- Your Pricing. Most handymen are leaving so much money on the table every year it’s ridiculous. Limiting beliefs, a lack of a pricing strategy, and just lack of knowledge about the industry in general lead to very expensive mistakes.
- Your Scheduling. This ties in with your pricing strategy and can lead to dramatic boosts in profit long term.
- Your Systems. Create checklists. Improve how you bill customers. Upgrade your business software. Re-organize your tools. Switch to an S corp. Optimizing these things doesn’t always pay off directly, but will save time and energy which frees you up to make more money or just enjoy more life.
You don’t have to do them all. Just one thing at a time.
Just ask yourself the following questions:
What can I do now that will save me time in the future?
What can I do now that will increase my income per hour worked in the future?
What can I do now to position my business for success in the future?
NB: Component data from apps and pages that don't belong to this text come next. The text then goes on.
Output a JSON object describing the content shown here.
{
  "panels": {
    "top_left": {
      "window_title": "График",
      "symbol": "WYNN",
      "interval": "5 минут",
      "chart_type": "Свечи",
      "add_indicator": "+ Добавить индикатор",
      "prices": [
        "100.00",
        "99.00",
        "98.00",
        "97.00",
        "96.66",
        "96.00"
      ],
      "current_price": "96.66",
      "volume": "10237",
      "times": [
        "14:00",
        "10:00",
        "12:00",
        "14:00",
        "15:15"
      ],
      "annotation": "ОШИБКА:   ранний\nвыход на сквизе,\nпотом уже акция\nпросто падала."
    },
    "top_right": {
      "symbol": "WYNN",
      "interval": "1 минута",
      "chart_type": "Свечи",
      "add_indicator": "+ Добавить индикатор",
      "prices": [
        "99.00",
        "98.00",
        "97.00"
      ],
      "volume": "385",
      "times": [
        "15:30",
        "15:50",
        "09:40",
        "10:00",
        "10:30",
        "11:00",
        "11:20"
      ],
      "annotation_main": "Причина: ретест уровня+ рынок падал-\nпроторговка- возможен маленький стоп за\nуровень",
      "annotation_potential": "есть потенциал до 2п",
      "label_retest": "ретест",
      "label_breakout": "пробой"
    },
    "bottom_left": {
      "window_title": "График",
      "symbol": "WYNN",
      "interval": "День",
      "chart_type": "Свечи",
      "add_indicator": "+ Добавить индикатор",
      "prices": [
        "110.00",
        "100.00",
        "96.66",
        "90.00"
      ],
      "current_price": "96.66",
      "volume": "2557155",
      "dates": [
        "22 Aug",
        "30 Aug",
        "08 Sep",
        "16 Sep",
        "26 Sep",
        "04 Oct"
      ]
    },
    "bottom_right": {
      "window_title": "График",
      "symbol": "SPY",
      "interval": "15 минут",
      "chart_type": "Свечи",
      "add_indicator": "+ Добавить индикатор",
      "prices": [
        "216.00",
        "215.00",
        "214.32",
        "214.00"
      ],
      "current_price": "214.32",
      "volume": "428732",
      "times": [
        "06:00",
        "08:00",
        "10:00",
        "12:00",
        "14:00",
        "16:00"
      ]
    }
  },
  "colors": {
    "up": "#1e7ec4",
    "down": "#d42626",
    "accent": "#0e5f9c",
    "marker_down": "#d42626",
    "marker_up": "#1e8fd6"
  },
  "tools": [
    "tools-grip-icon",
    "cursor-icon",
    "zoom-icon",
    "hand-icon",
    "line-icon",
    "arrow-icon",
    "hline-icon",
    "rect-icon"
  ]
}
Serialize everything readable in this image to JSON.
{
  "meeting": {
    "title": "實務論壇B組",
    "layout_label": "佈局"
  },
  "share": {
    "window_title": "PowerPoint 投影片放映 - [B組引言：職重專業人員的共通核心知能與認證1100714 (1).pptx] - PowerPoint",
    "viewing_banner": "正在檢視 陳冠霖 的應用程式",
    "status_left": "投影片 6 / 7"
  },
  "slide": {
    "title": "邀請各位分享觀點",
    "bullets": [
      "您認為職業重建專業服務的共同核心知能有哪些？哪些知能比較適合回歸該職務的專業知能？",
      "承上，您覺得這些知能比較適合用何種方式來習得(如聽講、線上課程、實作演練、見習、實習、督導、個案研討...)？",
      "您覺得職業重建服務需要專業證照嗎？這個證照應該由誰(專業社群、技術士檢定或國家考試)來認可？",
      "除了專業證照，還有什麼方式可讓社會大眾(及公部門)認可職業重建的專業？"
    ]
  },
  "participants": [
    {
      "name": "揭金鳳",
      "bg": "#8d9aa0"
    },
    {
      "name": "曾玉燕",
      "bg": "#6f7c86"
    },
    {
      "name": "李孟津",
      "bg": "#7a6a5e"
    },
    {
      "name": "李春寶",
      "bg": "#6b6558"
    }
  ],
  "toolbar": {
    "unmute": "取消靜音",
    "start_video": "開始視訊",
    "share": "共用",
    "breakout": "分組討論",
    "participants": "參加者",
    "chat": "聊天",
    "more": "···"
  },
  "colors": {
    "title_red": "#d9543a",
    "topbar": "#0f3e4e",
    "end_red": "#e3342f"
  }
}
Then, just pick one thing and actually do it. Staying productive is a great way to gain a sense of control, even in the midst of uncertainty.
It’s easy to fall victim to the idea that a situation is helpless, but there is always something you can do. There are always opportunities. There is always a silver lining.
Sure, certain things will suck for a little bit. But don’t just let circumstances mow you over. Get up and focus on what you can improve. Shut off the news. Take a few deep breaths. And get to work. Just choose one small thing and do it. Then do the same thing tomorrow. Then do that every day.
Any time there is disruption in the world, wealth changes hands. Everyone will suffer losses in the short term, but in the long run, some will gain from this and some will continue to suffer massive losses. You have the choice of which category you fall into.